* _TASK_:
Where does the string "Displaying" appear in the listing below? Copy every line where it does.

* _DATA FOR THIS EXERCISE_:
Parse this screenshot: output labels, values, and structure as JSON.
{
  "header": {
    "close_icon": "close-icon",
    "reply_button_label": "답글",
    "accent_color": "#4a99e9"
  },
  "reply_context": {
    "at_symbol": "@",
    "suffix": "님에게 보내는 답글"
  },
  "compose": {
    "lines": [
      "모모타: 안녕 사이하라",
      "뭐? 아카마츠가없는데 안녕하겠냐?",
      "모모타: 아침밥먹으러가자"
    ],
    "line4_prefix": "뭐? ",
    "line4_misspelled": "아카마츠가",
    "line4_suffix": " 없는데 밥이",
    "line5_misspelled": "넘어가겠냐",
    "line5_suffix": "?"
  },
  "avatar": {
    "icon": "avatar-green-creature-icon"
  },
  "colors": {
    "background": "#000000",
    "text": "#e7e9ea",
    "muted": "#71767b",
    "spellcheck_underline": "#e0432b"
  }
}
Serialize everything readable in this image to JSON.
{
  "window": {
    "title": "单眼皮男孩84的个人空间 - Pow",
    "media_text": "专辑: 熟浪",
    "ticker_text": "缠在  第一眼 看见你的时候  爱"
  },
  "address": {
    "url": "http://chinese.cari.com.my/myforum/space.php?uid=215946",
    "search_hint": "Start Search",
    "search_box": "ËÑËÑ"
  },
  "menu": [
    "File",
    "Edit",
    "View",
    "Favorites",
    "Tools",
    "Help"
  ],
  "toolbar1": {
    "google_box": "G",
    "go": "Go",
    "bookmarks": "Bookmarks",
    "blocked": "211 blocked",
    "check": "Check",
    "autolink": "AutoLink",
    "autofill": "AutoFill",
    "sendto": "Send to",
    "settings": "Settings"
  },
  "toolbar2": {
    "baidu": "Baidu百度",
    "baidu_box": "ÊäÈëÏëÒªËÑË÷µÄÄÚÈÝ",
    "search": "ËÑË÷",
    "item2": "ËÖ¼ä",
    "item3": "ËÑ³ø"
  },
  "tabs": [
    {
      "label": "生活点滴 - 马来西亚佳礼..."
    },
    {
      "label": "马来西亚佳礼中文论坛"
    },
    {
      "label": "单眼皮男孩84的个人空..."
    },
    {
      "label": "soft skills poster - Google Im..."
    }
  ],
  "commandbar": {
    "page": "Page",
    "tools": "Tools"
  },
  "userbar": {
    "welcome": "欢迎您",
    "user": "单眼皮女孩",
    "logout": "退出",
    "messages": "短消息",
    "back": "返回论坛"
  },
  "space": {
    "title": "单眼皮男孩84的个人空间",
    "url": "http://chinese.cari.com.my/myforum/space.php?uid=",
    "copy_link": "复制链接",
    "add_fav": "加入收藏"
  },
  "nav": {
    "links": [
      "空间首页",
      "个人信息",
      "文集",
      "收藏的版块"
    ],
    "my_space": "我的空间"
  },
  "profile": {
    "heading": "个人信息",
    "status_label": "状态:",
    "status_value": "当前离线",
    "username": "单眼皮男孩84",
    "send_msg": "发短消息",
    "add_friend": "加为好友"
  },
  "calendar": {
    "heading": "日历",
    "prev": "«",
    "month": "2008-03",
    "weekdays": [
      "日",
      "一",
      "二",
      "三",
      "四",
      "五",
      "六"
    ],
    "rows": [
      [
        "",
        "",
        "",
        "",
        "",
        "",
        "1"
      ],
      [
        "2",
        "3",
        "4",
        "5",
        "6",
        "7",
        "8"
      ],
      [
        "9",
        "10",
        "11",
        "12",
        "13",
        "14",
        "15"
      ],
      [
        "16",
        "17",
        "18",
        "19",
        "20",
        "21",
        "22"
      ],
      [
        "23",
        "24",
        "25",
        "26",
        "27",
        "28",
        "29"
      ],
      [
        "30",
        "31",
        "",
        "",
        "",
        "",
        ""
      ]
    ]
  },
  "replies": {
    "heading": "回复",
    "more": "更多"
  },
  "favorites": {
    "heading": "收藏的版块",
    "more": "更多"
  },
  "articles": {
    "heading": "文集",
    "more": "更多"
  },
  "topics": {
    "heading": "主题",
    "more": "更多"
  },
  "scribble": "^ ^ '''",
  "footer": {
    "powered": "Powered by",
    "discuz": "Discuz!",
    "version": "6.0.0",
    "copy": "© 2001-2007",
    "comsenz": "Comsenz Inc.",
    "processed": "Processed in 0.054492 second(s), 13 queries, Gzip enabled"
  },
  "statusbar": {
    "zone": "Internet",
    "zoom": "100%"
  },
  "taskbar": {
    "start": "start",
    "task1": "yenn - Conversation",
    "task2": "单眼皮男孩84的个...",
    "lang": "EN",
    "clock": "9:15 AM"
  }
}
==
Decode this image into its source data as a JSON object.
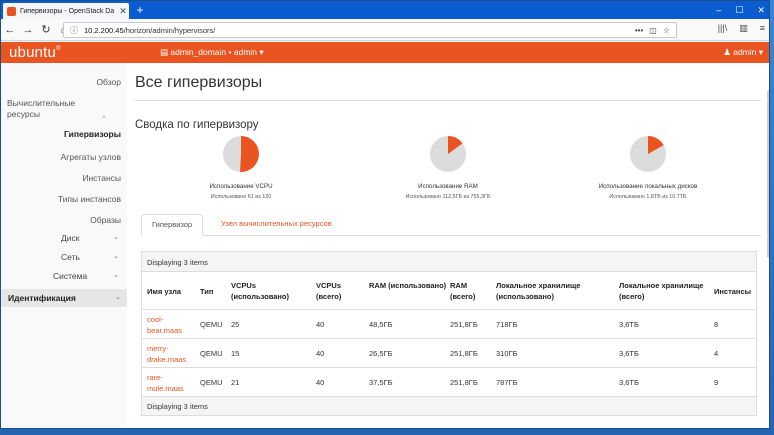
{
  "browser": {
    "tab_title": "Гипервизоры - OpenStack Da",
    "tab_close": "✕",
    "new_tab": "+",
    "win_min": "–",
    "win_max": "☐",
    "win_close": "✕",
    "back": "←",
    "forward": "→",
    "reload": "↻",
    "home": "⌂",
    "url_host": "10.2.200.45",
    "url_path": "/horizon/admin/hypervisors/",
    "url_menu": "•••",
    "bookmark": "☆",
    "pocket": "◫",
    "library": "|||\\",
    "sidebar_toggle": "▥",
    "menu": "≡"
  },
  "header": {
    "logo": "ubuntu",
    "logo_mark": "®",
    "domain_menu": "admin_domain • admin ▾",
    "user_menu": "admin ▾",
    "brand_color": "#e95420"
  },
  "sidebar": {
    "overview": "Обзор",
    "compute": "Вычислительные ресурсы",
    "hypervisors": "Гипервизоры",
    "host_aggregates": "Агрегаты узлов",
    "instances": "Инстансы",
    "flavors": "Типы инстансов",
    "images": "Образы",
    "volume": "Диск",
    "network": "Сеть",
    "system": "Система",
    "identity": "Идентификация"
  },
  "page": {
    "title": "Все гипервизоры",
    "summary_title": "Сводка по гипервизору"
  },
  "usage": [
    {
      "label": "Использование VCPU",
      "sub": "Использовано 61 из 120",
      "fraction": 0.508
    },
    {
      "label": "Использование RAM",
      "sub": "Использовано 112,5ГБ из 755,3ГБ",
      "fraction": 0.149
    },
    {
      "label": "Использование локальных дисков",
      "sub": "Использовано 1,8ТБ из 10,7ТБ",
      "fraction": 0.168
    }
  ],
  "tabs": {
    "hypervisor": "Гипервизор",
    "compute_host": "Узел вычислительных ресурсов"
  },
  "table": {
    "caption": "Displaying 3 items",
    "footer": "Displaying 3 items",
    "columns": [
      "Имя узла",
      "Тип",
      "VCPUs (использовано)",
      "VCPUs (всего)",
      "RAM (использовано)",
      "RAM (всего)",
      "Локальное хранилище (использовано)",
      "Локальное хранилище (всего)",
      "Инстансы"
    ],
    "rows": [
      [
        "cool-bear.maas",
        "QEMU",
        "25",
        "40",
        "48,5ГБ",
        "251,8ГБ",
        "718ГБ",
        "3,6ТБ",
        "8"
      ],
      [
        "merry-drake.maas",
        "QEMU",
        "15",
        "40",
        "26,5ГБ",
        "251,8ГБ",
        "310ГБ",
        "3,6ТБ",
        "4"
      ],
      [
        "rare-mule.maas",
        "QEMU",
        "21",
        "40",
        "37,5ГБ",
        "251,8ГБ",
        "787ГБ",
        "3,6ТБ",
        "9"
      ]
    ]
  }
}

* _PROBLEM SOLUTION_:
    "caption": "Displaying 3 items",
    "footer": "Displaying 3 items",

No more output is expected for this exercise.